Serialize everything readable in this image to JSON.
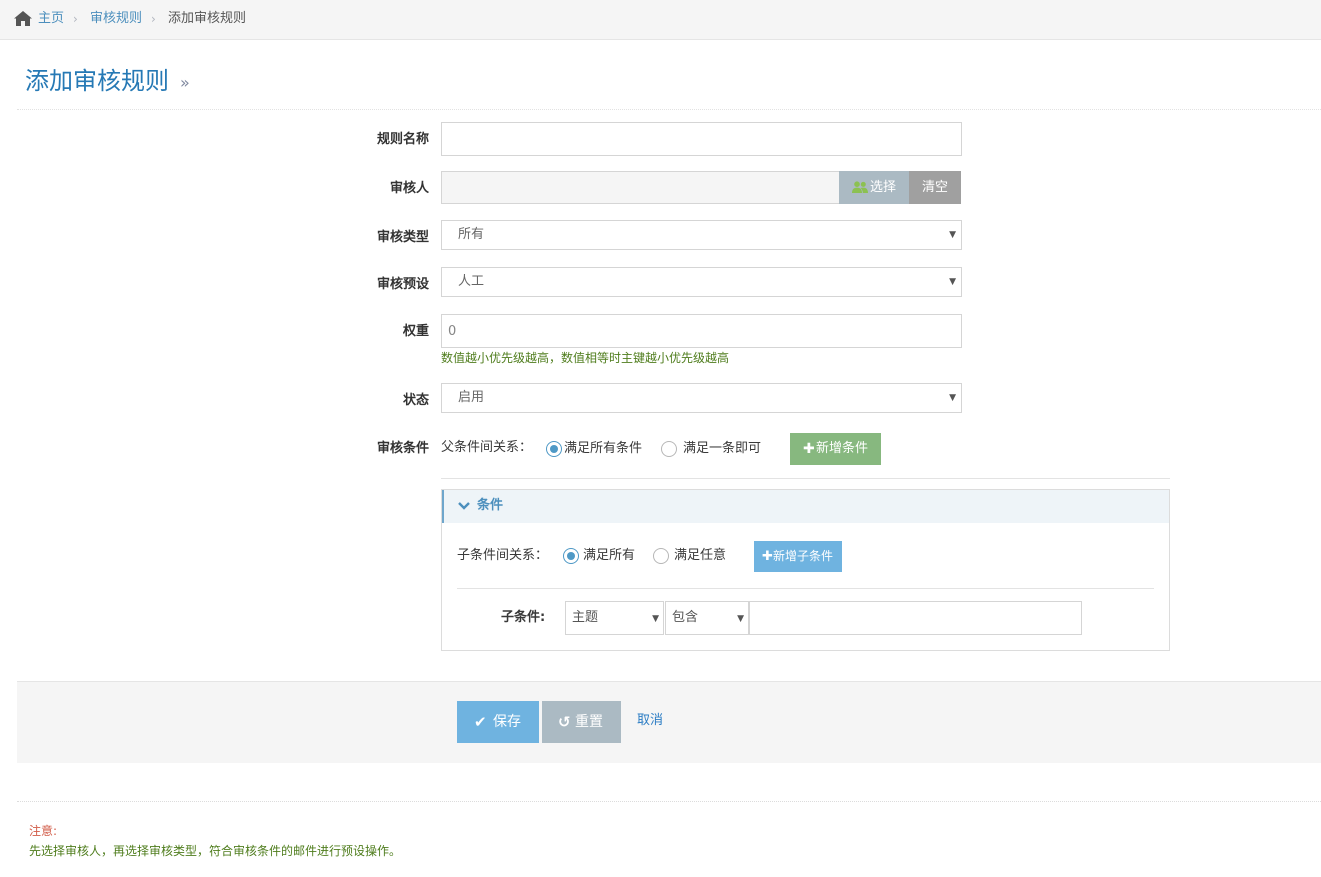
{
  "breadcrumb": {
    "home": "主页",
    "rules": "审核规则",
    "current": "添加审核规则"
  },
  "page": {
    "title": "添加审核规则",
    "title_chevron": "»"
  },
  "form": {
    "rule_name_label": "规则名称",
    "rule_name_value": "",
    "reviewer_label": "审核人",
    "reviewer_value": "",
    "select_button": "选择",
    "clear_button": "清空",
    "review_type_label": "审核类型",
    "review_type_value": "所有",
    "preset_label": "审核预设",
    "preset_value": "人工",
    "weight_label": "权重",
    "weight_value": "0",
    "weight_help": "数值越小优先级越高，数值相等时主键越小优先级越高",
    "status_label": "状态",
    "status_value": "启用",
    "conditions_label": "审核条件",
    "parent_relation_label": "父条件间关系：",
    "parent_relation_options": [
      "满足所有条件",
      "满足一条即可"
    ],
    "parent_relation_selected": 0,
    "add_condition_button": "新增条件"
  },
  "condition_panel": {
    "title": "条件",
    "child_relation_label": "子条件间关系：",
    "child_relation_options": [
      "满足所有",
      "满足任意"
    ],
    "child_relation_selected": 0,
    "add_child_button": "新增子条件",
    "child_label": "子条件:",
    "field_value": "主题",
    "operator_value": "包含",
    "match_value": ""
  },
  "actions": {
    "save": "保存",
    "reset": "重置",
    "cancel": "取消"
  },
  "notice": {
    "title": "注意:",
    "text": "先选择审核人，再选择审核类型，符合审核条件的邮件进行预设操作。"
  },
  "colors": {
    "accent": "#4c8fbd",
    "save_button": "#6fb3e0",
    "reset_button": "#abbac3",
    "add_condition_button": "#87b87f",
    "select_button": "#abbac3",
    "clear_button": "#a0a0a0",
    "help_text": "#4f7d1d",
    "notice_title": "#d15b47"
  }
}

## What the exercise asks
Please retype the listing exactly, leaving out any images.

## Solution to the problem
Serialize everything readable in this image to JSON.
{
  "breadcrumb": {
    "home": "主页",
    "rules": "审核规则",
    "current": "添加审核规则"
  },
  "page": {
    "title": "添加审核规则",
    "title_chevron": "»"
  },
  "form": {
    "rule_name_label": "规则名称",
    "rule_name_value": "",
    "reviewer_label": "审核人",
    "reviewer_value": "",
    "select_button": "选择",
    "clear_button": "清空",
    "review_type_label": "审核类型",
    "review_type_value": "所有",
    "preset_label": "审核预设",
    "preset_value": "人工",
    "weight_label": "权重",
    "weight_value": "0",
    "weight_help": "数值越小优先级越高，数值相等时主键越小优先级越高",
    "status_label": "状态",
    "status_value": "启用",
    "conditions_label": "审核条件",
    "parent_relation_label": "父条件间关系：",
    "parent_relation_options": [
      "满足所有条件",
      "满足一条即可"
    ],
    "parent_relation_selected": 0,
    "add_condition_button": "新增条件"
  },
  "condition_panel": {
    "title": "条件",
    "child_relation_label": "子条件间关系：",
    "child_relation_options": [
      "满足所有",
      "满足任意"
    ],
    "child_relation_selected": 0,
    "add_child_button": "新增子条件",
    "child_label": "子条件:",
    "field_value": "主题",
    "operator_value": "包含",
    "match_value": ""
  },
  "actions": {
    "save": "保存",
    "reset": "重置",
    "cancel": "取消"
  },
  "notice": {
    "title": "注意:",
    "text": "先选择审核人，再选择审核类型，符合审核条件的邮件进行预设操作。"
  },
  "colors": {
    "accent": "#4c8fbd",
    "save_button": "#6fb3e0",
    "reset_button": "#abbac3",
    "add_condition_button": "#87b87f",
    "select_button": "#abbac3",
    "clear_button": "#a0a0a0",
    "help_text": "#4f7d1d",
    "notice_title": "#d15b47"
  }
}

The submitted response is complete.